What’s more, the descriptions of Rousseff invoke longstanding sexist stereotypes of women as impulsive, emotional and uncontrolled. One comment on the Facebook page of the magazine points out the sexist hypocrisy of the article: “If the President was a man in the same situation as Dilma, would there be a piece like this about him?… How many presidents, governors and executives have shouted and sworn and no-one calls them crazy.” Men’s mental states are almost never challenged to delegitimize their positions of power. Instead, their emotional outbursts tend to be presented as examples of the virtues of political fervor and assertiveness.
This form of sexist destabilization is known as “gaslighting”—when information is manipulated and selectively presented in order to make those around an individual (usually a woman) believe that they are unstable or insane.
Think Olga, a pioneering Brazilian feminist organization, created the following montage showing similar cases of the phenomenon:
An article by the organization states, “Many other presidents and highly influential politicians have undergone moments of crisis just as serious as the one Dilma is currently facing, but their mental faculties were never questioned in the same way.”
Rousseff is constantly presented as harsh and aggressive in the media. The IstoÉ article paints her as “irritable, beside herself and more aggressive than ever.” In recent months, Hillary Clinton has had the same terminology used to undermine her electability. New York Magazine, for example, posted a video with the tagline “Hillary Clinton got aggressive when asked about a possible indictment.” Aggressiveness in women suggests a grotesque excess, and speaks to a departure from the virtues of femininity.

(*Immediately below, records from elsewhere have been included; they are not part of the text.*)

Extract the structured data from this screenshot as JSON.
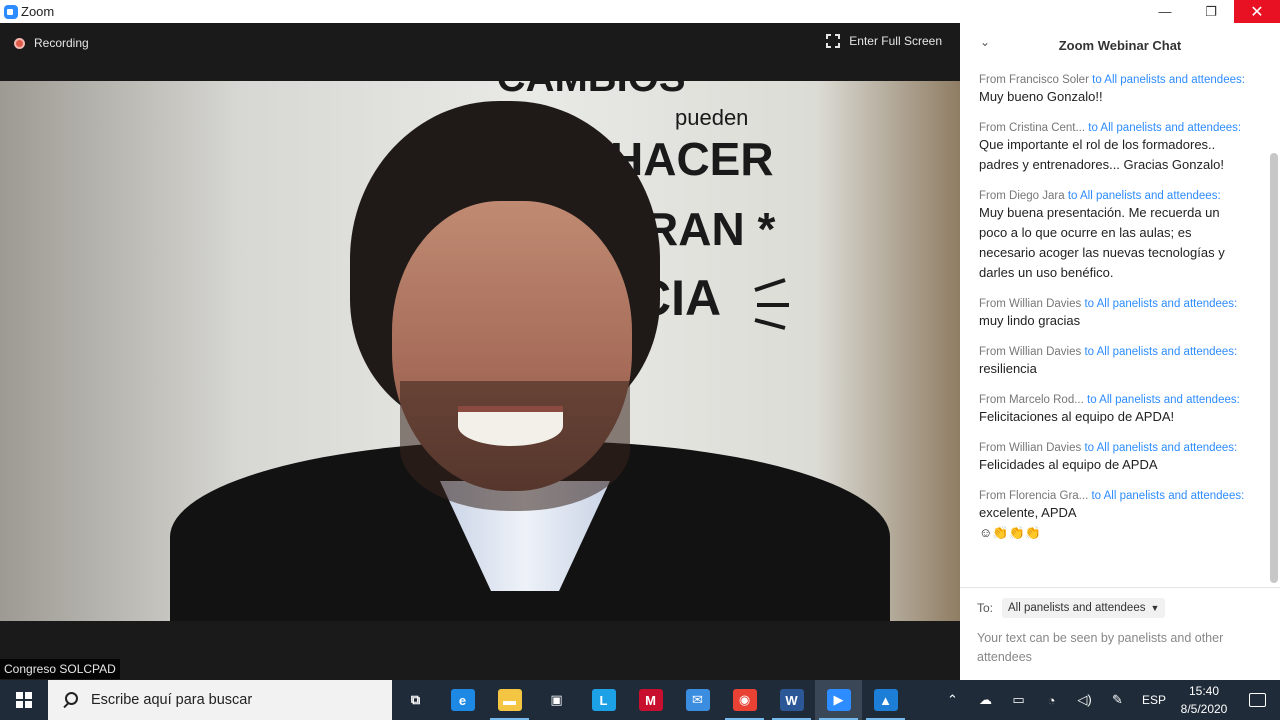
{
  "window": {
    "title": "Zoom",
    "minimize_glyph": "—",
    "maximize_glyph": "❐",
    "close_glyph": "✕"
  },
  "meeting": {
    "recording_label": "Recording",
    "fullscreen_label": "Enter Full Screen",
    "participant_name": "Congreso SOLCPAD"
  },
  "chat": {
    "title": "Zoom Webinar Chat",
    "messages": [
      {
        "from": "From Francisco Soler",
        "to": "to All panelists and attendees:",
        "text": "Muy bueno Gonzalo!!"
      },
      {
        "from": "From Cristina Cent...",
        "to": "to All panelists and attendees:",
        "text": "Que importante el rol de los formadores.. padres y entrenadores... Gracias Gonzalo!"
      },
      {
        "from": "From Diego Jara",
        "to": "to All panelists and attendees:",
        "text": "Muy buena presentación. Me recuerda un poco a lo que ocurre en las aulas; es necesario acoger las nuevas tecnologías y darles un uso benéfico."
      },
      {
        "from": "From Willian Davies",
        "to": "to All panelists and attendees:",
        "text": "muy lindo gracias"
      },
      {
        "from": "From Willian Davies",
        "to": "to All panelists and attendees:",
        "text": "resiliencia"
      },
      {
        "from": "From Marcelo Rod...",
        "to": "to All panelists and attendees:",
        "text": "Felicitaciones al equipo de APDA!"
      },
      {
        "from": "From Willian Davies",
        "to": "to All panelists and attendees:",
        "text": "Felicidades al equipo de APDA"
      },
      {
        "from": "From Florencia Gra...",
        "to": "to All panelists and attendees:",
        "text": "excelente, APDA",
        "emoji": "☺👏👏👏"
      }
    ],
    "to_label": "To:",
    "to_value": "All panelists and attendees",
    "input_placeholder": "Your text can be seen by panelists and other attendees"
  },
  "taskbar": {
    "search_placeholder": "Escribe aquí para buscar",
    "apps": [
      {
        "name": "task-view",
        "glyph": "⧉",
        "color": "transparent",
        "active": false,
        "running": false
      },
      {
        "name": "edge",
        "glyph": "e",
        "color": "#1e88e5",
        "active": false,
        "running": false
      },
      {
        "name": "file-explorer",
        "glyph": "▬",
        "color": "#f4c542",
        "active": false,
        "running": true
      },
      {
        "name": "store",
        "glyph": "▣",
        "color": "transparent",
        "active": false,
        "running": false
      },
      {
        "name": "l-app",
        "glyph": "L",
        "color": "#1ca0e6",
        "active": false,
        "running": false
      },
      {
        "name": "mcafee",
        "glyph": "M",
        "color": "#c8102e",
        "active": false,
        "running": false
      },
      {
        "name": "mail",
        "glyph": "✉",
        "color": "#3b8de0",
        "active": false,
        "running": false
      },
      {
        "name": "chrome",
        "glyph": "◉",
        "color": "#e94235",
        "active": false,
        "running": true
      },
      {
        "name": "word",
        "glyph": "W",
        "color": "#2b5797",
        "active": false,
        "running": true
      },
      {
        "name": "zoom",
        "glyph": "▶",
        "color": "#2d8cff",
        "active": true,
        "running": true
      },
      {
        "name": "photos",
        "glyph": "▲",
        "color": "#1c7ed6",
        "active": false,
        "running": true
      }
    ],
    "lang": "ESP",
    "time": "15:40",
    "date": "8/5/2020"
  }
}
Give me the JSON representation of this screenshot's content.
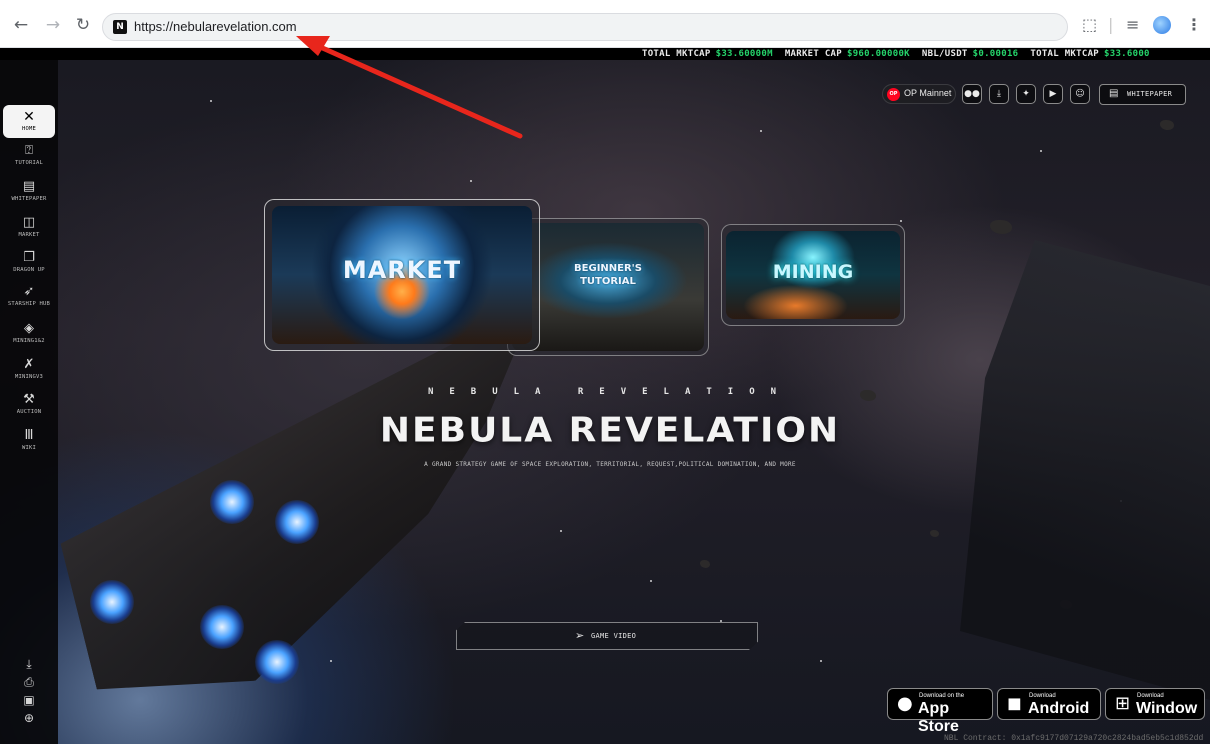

It’s not just progressive women who face this kind of sexist psychological scrutiny either. Just days after IstoÉ published its article about Rousseff, a video went viral showing one of Rousseff’s fiercest female opponents and author of the legal call for impeachment, Janaína Paschoal, giving an impassioned speech against the current government. She makes allusions throughout to the dangerous power of a snake and frenetically swings a Brazilian flag above her head in a performance that bears a remarkable resemblance to the emotional rhetoric of neo-Pentecostal preachers.
Daniela Lima, a columnist at Huffington Post Brazil, pointed out the pervasive gender bias at play in portrayals of both Paschoal and Rousseff. “In the case of fascist discourse, like that of the lawyer Janaína Paschoal, calling her mad absolves her of responsibility,” she wrote. “It contributes to backwards thought which stigmatizes insanity and normalizes gender stereotypes which are unfavorable to women.” She goes on to say that Paschoal’s speech bears a strong likeness to those given by male politicians, such as Marco Feliciano and Jair Bolsonaro, but “no one calls them crazy.”
Rousseff’s political career is in jeopardy thanks in part to the sexist ways she’s being portrayed. The media has been working alongside opposition leaders to destroy her image in the run up to the final impeachment hearing, and there’s no greater evidence of their lack of journalistic credibility than the armory of misogynistic language they’ve been using to take her down.
Anna Sophie Gross is a journalist and writer living in Rio de Janeiro. Find her on Twitter @AnnaSophieGross